He remembered very well having attached a report – or a summary of a report – on just this subject from an expert, “ the Church would understand what was occurring. In the end, there had been no decision on what constituted a safe limit and even today, 20 years later, there was still no European legislation on the matter, he added.

In other words, Martin said, he had simply been doing part of his job, which included gathering information of interest to the Church “ inform concerned people about what was going in”.

“You understand,” said Judge Régimont, “that when you note a certain kind of behaviour – even if you think it was misinterpreted – and you find a disc that has been coded, twice, and you find information concerning a sensitive subject, vitamins, you can understand that the investigators would ask questions about the role of OSA?

“Why does this have to stay confidential?” the judge asked – presumably referring to the report on the vitamins.

“It doesn’t have to be confidential,” said Martin, “But people hack computers ... so I didn’t want information to be stolen.”

“Do you use codenames with people?” the judge asked.

“Well, clearly I did in one instance,” Martin replied.

“Why do you do that?” the judge asked. “You reproach us (for) our interpretations, but if you have nothing to hide, why use codes and code-names?”

“I’m not sure I understand,” Martin replied. “But if I understand, you are asking why did I use a coded name? Because the person asked me not to put his name in a church document, so I respected that.”

“In one of the discs we find a request to OSA Copenhagen to pay the coded person,” the judge noted. “What is that?”

“It is a payment for the service,” Martin replied.

The judge noted that explanation, but it nevertheless struck him as strange for an organisation that talked so much about transparency to be using code names for people. “How does that look?” he asked, rhetorically. “And you say you are completely transparent.”

Pas de problème,” the judge added, in what sounded rather like a verbal shrug.

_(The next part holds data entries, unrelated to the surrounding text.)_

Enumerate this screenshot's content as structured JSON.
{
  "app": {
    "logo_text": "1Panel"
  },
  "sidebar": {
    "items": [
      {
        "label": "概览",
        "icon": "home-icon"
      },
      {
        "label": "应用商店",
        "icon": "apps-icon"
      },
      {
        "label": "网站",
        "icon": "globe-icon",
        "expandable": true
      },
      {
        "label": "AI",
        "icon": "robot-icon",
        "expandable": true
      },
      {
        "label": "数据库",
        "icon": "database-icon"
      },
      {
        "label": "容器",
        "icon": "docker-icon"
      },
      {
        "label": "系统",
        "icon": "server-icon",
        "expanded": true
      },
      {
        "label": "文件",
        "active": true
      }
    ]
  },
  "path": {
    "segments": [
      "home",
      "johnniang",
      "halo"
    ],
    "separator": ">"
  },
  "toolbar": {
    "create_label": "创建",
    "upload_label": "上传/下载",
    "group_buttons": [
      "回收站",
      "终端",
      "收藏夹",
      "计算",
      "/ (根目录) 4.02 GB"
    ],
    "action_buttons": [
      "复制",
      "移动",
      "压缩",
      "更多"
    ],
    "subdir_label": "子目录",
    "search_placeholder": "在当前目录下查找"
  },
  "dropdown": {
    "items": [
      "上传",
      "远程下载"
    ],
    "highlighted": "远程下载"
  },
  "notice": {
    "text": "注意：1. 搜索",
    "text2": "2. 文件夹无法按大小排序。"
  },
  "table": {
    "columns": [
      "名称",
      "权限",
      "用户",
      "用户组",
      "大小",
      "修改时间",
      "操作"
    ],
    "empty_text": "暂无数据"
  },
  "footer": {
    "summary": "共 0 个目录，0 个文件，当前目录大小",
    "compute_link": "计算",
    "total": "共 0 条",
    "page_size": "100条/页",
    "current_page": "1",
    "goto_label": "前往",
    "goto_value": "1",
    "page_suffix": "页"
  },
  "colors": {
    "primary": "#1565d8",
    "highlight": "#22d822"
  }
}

* While most of the defendants were not identified during the trial, Martin W. was one of a handle of Scientologists named in some media reports: the role he once played as a Church spokesman meant he was already a public figure. I am nevertheless adopting the same policy with all the defendants and respecting the general convention in the Belgian media, which is not to identify defendants before they have actually been convicted.

Picture: screen shot from 1 Matrix Hour Rain Code

1) It was not entirely clear what kind of encryption was used, but the impression I got in court was that this was rather more than just a simple password.

2) The Purification Rundown is a treatment devised by Scientology founder L. Ron Hubbard which involves aerobic exercise – normally running – hours in a sauna and increasingly large doses of vitamins and minerals. The charges in the indictment included the alleged illegal practice of medicine.

The Rundown has been criticised by some medical experts as potentially dangerous. What the investigators appeared to have come across then, was a document echoing some of these reservations.

#Scientology, #Trial, #Belgium